Understanding Bill #C45, the Cannabis Act https://t.co/jxTxbEnV9D #cdnpoli #Legalization
Bill C-45, an Act respecting cannabis and to amend the Controlled Drugs and Substances Act, the Criminal Code and other Acts, was introduced to the Canadian House of Commons on April 13, 2017. The Cannabis Act, when enacted, provides legal access to cannabis and controls and regulates its production, distribution, and sale.
At first, the provisions of this Act were proposed to receive Royal Assent and to come into force on, or before, July 1st, 2018. As we get closer to the summer of 2018, we learn the sale of cannabis for adult use will not come into force at the same time the bill receives Royal Assent.

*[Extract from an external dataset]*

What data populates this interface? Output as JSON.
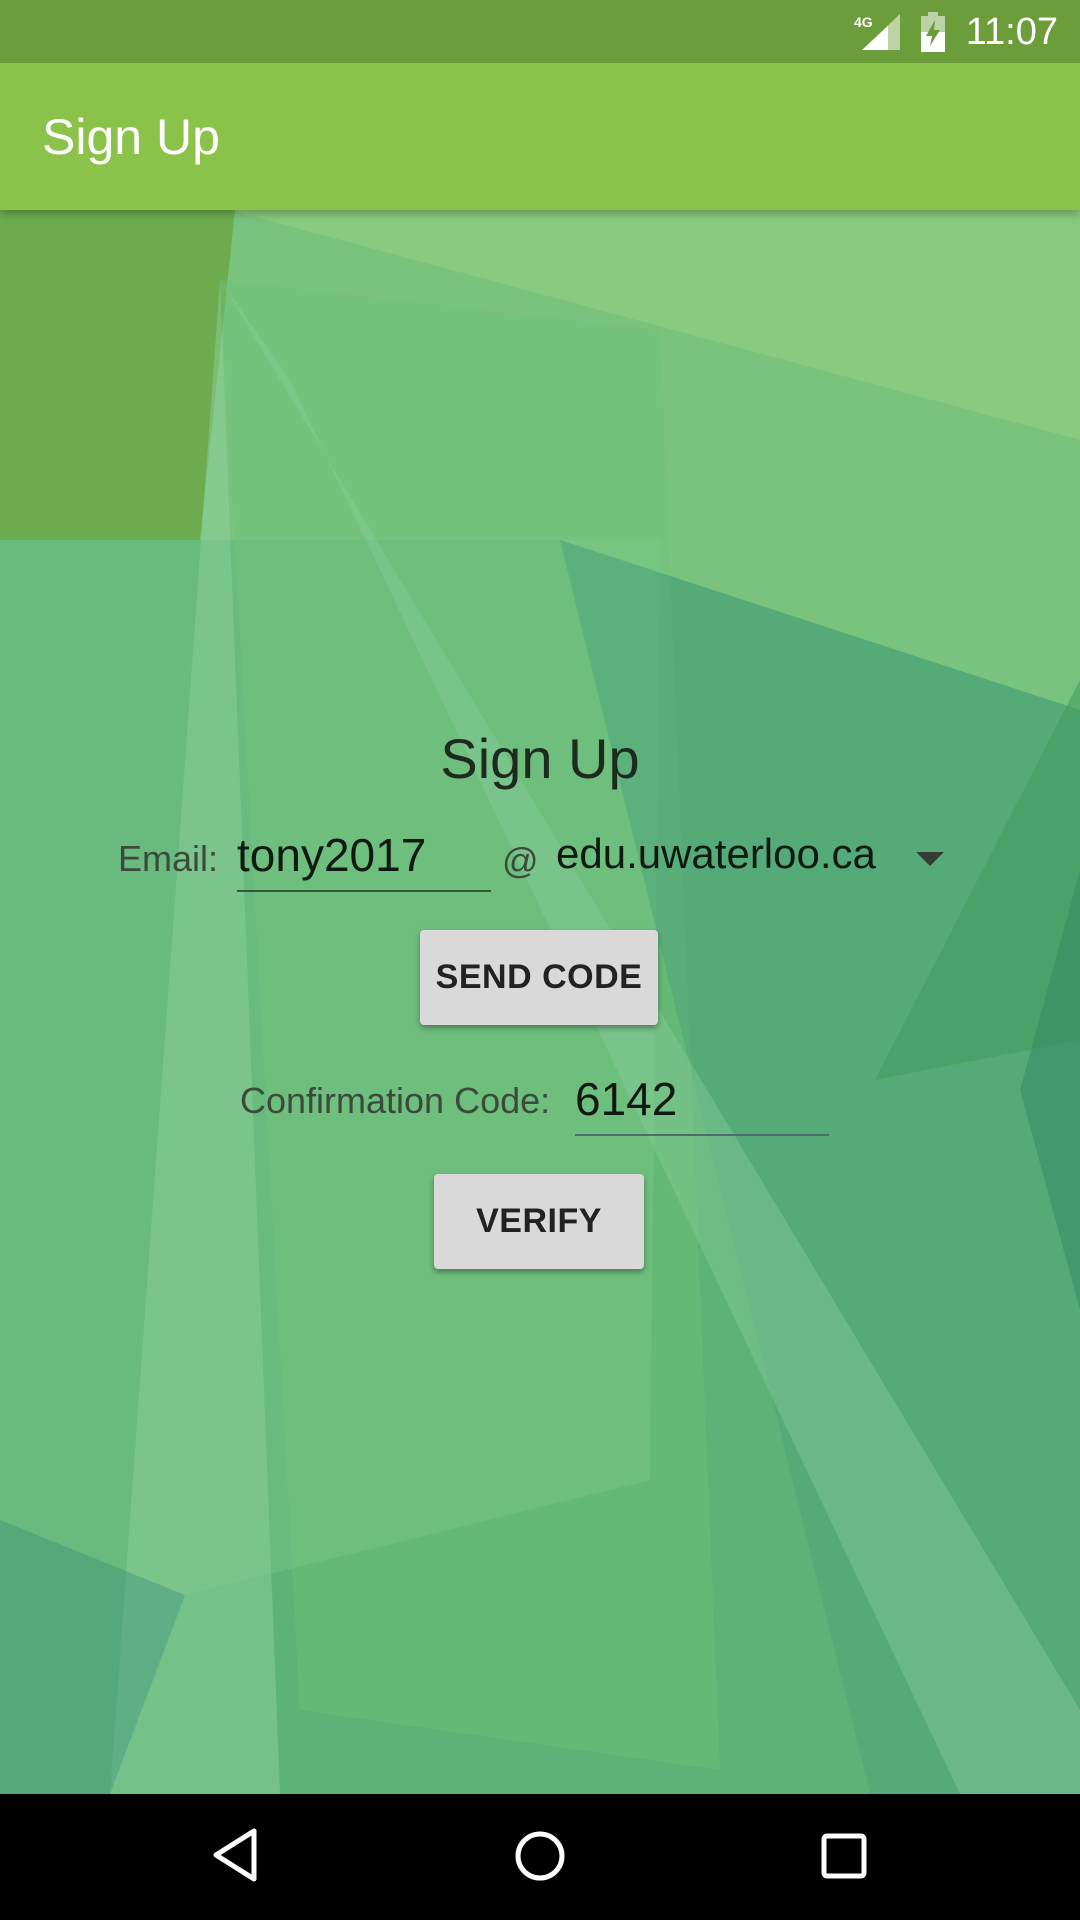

The response from the cannabis community to Bill C-45 has been brisk. Canadians will be affected in many ways.
Hot Button Topic: Canada Sort Of Announces Legal Cannabis… But Not Really. Episode #10 of TheCannaisseur, Legalese To English Translation, details why Canadians are upset with the proposed laws and punishments. [18:43 min.]
"While a social host will generally not be found solely liable for an incident that arose out of a guest's consumption of marijuana at his or her event, should the court deem that the host knew or ought to have known of the guest's impairment and/or encouraged it, a social host may be found partially liable for the actions of guests and the ensuing consequences." --Michael Blinick and Sean Valentine.
Matt Maurer, Minden Gross LLP, examines the number of different types of licenses and sub-licenses the Government is proposing to establish allowing for cultivation, processing, sale to public, analytical testing, imports and exports, and research.
Minister of Justice Jody Wilson-Raybould answers questions at the Standing Committee on Justice and Human Rights May 2017 meeting on Bill C-45. Reported by David Brown, formerly Director of Communications at Lift, and editor of Lift News.
McMaster Health Forum's 30-day reponse rapid synthesis [PDF 48p], was informed by systematic reviews, non-systematic literature reviews, a program evaluation, and primary studies. This rapid synthesis incorporated global and local research evidence about a question submitted to the McMaster Health Forum's Rapid Response program:
What is known about the epidemiological consequences of decriminalization or legalization of cannabis in large catchment areas?
How does medicinal cannabis operate in jurisdictions where recreational cannabis use has been legalized or decriminalized?
"Employees with cannabis addiction maybe entitled to accommodation depending on the type of work performed and the impact of cannabis use on the employee’s duties. In certain cases, human rights tribunals in Canada have already recognized cannabis addiction as a disability requiring accommodation by an employer." --Daryl Cukierman and Michael Howcroft.
An open letter to Bill Blair, Parliamentary Secretary to the Minister of Justice, penned by Anindya Sen, Professor of Economics and Director of the Master of Public Service Program at the University of Waterloo.
Andrew J. Wilder, Partner, Co-lead Cannabis Group and Yale Hertzman, Associate, outline regulatory proposals and consider the proposals with respect to licensing, permits and authorizations and security clearances.
Jen Skerritt and Kevin Orland canvassed Canadian industries about their safety concerns regarding cannabis legalization. For instance, employers who drug-test job candidates worry there will be fewer applicants clean enough to hire.
"Licenses and permits authorizing the import and export of cannabis will be issued only in respect of cannabis for medical and scientific purposes, or in respect of industrial hemp." --Joey Mastrogiuseppe, Scott Rozansky, Jacqueline Rowniak, and Kris Miks.